To do | Restate each entry below without changing a word.

Record set |
□ □ □
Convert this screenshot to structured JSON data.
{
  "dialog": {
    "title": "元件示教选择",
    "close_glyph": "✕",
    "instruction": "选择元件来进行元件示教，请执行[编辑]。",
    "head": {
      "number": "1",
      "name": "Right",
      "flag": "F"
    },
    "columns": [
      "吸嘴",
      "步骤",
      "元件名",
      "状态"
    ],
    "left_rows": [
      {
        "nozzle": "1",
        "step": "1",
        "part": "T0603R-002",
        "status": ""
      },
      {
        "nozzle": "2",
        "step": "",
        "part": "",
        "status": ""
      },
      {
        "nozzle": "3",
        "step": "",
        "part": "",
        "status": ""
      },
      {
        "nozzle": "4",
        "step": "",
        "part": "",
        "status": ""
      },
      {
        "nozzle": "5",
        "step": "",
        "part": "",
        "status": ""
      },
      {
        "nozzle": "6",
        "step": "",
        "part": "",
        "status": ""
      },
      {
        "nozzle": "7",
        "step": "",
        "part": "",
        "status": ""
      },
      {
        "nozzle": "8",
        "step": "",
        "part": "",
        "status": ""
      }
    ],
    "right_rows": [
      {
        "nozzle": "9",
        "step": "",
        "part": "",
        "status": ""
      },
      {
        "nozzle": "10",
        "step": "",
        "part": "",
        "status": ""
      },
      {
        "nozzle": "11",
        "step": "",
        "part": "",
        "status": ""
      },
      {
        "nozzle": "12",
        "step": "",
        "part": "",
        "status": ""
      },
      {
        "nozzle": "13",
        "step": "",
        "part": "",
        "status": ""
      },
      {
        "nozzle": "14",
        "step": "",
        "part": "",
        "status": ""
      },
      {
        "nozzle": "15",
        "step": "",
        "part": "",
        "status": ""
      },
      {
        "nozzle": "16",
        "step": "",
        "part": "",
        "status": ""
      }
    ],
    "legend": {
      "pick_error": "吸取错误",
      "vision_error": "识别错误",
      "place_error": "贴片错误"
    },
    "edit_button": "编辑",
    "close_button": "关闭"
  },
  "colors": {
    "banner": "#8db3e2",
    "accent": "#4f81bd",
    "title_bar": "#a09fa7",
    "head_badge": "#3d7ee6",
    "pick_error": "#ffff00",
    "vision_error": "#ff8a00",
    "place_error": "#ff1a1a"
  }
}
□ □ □
Result below |
Convert this screenshot to structured JSON data.
{
  "dialog": {
    "title": "元件示教选择",
    "close_glyph": "✕",
    "instruction": "选择元件来进行元件示教，请执行[编辑]。",
    "head": {
      "number": "1",
      "name": "Right",
      "flag": "F"
    },
    "columns": [
      "吸嘴",
      "步骤",
      "元件名",
      "状态"
    ],
    "left_rows": [
      {
        "nozzle": "1",
        "step": "1",
        "part": "T0603R-002",
        "status": ""
      },
      {
        "nozzle": "2",
        "step": "",
        "part": "",
        "status": ""
      },
      {
        "nozzle": "3",
        "step": "",
        "part": "",
        "status": ""
      },
      {
        "nozzle": "4",
        "step": "",
        "part": "",
        "status": ""
      },
      {
        "nozzle": "5",
        "step": "",
        "part": "",
        "status": ""
      },
      {
        "nozzle": "6",
        "step": "",
        "part": "",
        "status": ""
      },
      {
        "nozzle": "7",
        "step": "",
        "part": "",
        "status": ""
      },
      {
        "nozzle": "8",
        "step": "",
        "part": "",
        "status": ""
      }
    ],
    "right_rows": [
      {
        "nozzle": "9",
        "step": "",
        "part": "",
        "status": ""
      },
      {
        "nozzle": "10",
        "step": "",
        "part": "",
        "status": ""
      },
      {
        "nozzle": "11",
        "step": "",
        "part": "",
        "status": ""
      },
      {
        "nozzle": "12",
        "step": "",
        "part": "",
        "status": ""
      },
      {
        "nozzle": "13",
        "step": "",
        "part": "",
        "status": ""
      },
      {
        "nozzle": "14",
        "step": "",
        "part": "",
        "status": ""
      },
      {
        "nozzle": "15",
        "step": "",
        "part": "",
        "status": ""
      },
      {
        "nozzle": "16",
        "step": "",
        "part": "",
        "status": ""
      }
    ],
    "legend": {
      "pick_error": "吸取错误",
      "vision_error": "识别错误",
      "place_error": "贴片错误"
    },
    "edit_button": "编辑",
    "close_button": "关闭"
  },
  "colors": {
    "banner": "#8db3e2",
    "accent": "#4f81bd",
    "title_bar": "#a09fa7",
    "head_badge": "#3d7ee6",
    "pick_error": "#ffff00",
    "vision_error": "#ff8a00",
    "place_error": "#ff1a1a"
  }
}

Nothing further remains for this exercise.